It is our laziness that keeps us here, so rekindle your efforts in practice like a blazing pyre.
Our lives run out in constant distraction, so now let us train in meditation.
Swayed by wrong views, we fail to realize the natural state, so let us examine the genuine nature of things.
Dear friends, here in the swamp of saṃsāra there is no happiness, so let us journey to the dry shore of liberation.
Train correctly in the guru’s instructions; dry up the ocean of saṃsāra’s suffering.
Take these words to heart: they are spoken sincerely and so are worthy of attention.
If you do so, you will bring joy to me, and happiness to yourself and others too.

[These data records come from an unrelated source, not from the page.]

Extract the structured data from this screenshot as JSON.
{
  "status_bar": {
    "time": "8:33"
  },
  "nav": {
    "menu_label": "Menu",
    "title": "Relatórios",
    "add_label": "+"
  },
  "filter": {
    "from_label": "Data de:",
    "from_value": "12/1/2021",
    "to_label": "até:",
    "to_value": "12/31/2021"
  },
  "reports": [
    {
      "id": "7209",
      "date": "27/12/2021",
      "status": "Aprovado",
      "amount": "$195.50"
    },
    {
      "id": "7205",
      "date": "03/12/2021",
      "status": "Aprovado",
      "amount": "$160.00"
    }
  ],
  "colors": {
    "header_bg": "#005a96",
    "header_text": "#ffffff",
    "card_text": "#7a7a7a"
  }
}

I humbly request you to take heed of these instructions that I, this foolish man, have given.
Thus Lord Atiśa spoke to the venerable Changchub Ö.
Whatever wholesome virtue is created by this,
I dedicate it to the fulfillment of all the aspirations made
By the sugatas of the three times, and their heirs,
And as a cause for upholding the sacred Dharma of scripture and realization!
| Samye Translations, December 2020 (trans. Laura Dainty and Maitri Yarnell, ed. Libby Hogg). First published on Lotsawa House, 2021.
Atiśa. "mnyam med jo bo chen po rgya gar du phebs khar lha byang chub 'od la zhal gdams su stsal ba thar 'dod dpa' bo'i snying nor zhes bya ba bzhugs so." In zhal gdams phyogs bsgrigs. BDRC W4CZ45286. 1a–4a (pdf pp. 3–10).
The Sanskrit translates as: May all be auspicious! ↩